Jump to content

- - - - -

POW's taken on D-Day?


  • Please log in to reply
3 replies to this topic

#1 hondo10


    Junior Member

  • Members
  • Pip
  • 1 posts

Posted 26 September 2011 - 04:39 AM

Who has some historical knowledge about if and how many POW's the allies took as they secured the Normandy beachhead on D-day? Were they just simply too overcome by the slaughter of their fellow soldiers on the beach, to take any POW's? Or was there an opportunity and a willingness to take German prisoners as the beachhead was secured and day's fighting came to a close?
  • 0

#2 Ron Goldstein

Ron Goldstein

    WW2 Veteran

  • Veterans
  • 6,254 posts
  • LocationLondon

Posted 26 September 2011 - 06:21 AM
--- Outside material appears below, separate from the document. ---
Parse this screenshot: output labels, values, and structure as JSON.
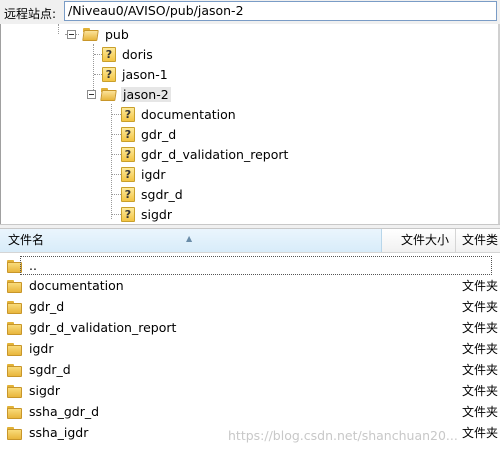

Welcome aboard !

Havn't explored the forum for other threads that dealt with this subject, you might try this yourself by doing a search on "POW on D-Day", but for starters you might be interested in the statistics given by the following link:

Invasion Of Normandy/ D-Day :: European Europe History

Invasion Of Normandy/ D-Day

On June 6, 1944 the largest amphibious assault in history took place. On the morning of the Invasion of Normandy, beaches in the area of Cotentin, France, were bombarded with over 5,000 tons of bombs, destroying anti-invasion equipment and de-mining many areas. The official British history says: "Never has any coast suffered what a tortured strip of French coast suffered that morning." Following the bombardment over 100,000 soldiers swam ashore (Normandy), and 11,700 paratroopers were dropped (D-Day) to secure Normandy Beach.
The casualties for the invasion were extensive. Five thousand, four hundred and thirty-six paratroopers were either killed or wounded (D-Day). Fifty-seven thousand prisoners were taken and only 4,000 French and 2,700 American lives were lost.


if you are like me you did a double-take on reading "only 4,000 French and 2,700 American lives were lost" but I did check it out and that's what was written !
  • 0

If I am not for myself, then who will be for me?
And if I am only for myself, what am I?
And if not now, when?
Rabbi Hillel circa 30 BCE



I was "called-up", as a 19 year old, on the 1st of Oct 1942 and was one of 5 serving brothers, one of whom, Jack, was in RAF Bomber Command and was killed on March 16th 1945.

I served as a Driver/Op (Wireless Operator) with the 49th Light Anti Aircraft Rgt. (78 Div) from Apr 1943 to Dec 1944 (North Africa, Sicily, Italy, Egypt). The Regiment was disbanded in Dec 1944 and I was retrained (in Italy) by the Royal Armoured Corps.


Finally, I served as Loader/Op with the 4th Queen's Own Hussars (6th Armd.,78th & 56 Div) from Mar 1945 to Dec 1946 (Italy, Austria, Germany) finishing up as Tech Cpl. for "A" Sqdrn.  I was "De-mobbed" in Apr 1947


#3 Trux


    21 AG

  • Members
  • 1,858 posts

Posted 26 September 2011 - 09:36 AM

After action reports and War Diaries record plenty of examples of prisoners being taken even after the fiercest fighting.

The Administrative History of 21 Army Group records that plans were made to accommodate 500 prisoners a day for the first ten days. In fact only 12,153 prisoners were taken up to 26 July. This does not include US figures.

It is reported that large numbers of prisoners were not German but other nationalities with Russians and Poles predominating. Prisoners were generally amenable, did not attempt to escape, helped build their own cages and worked at unloading stores and other tasks in the rear areas.
  • 0

#4 Drew5233


    Very Senior Member

  • Members
  • 27,132 posts
  • LocationLeeds, West Yorkshire

Posted 26 September 2011 - 10:20 AM

Ron whats the source of that info?

only 4,000 French and 2,700 American lives were lost.

I think they forgot about the British and Canadian effort. Not sure I agree with the use of the word 'Only' either.
  • 0

0 user(s) are reading this topic

0 members, 0 guests, 0 anonymous users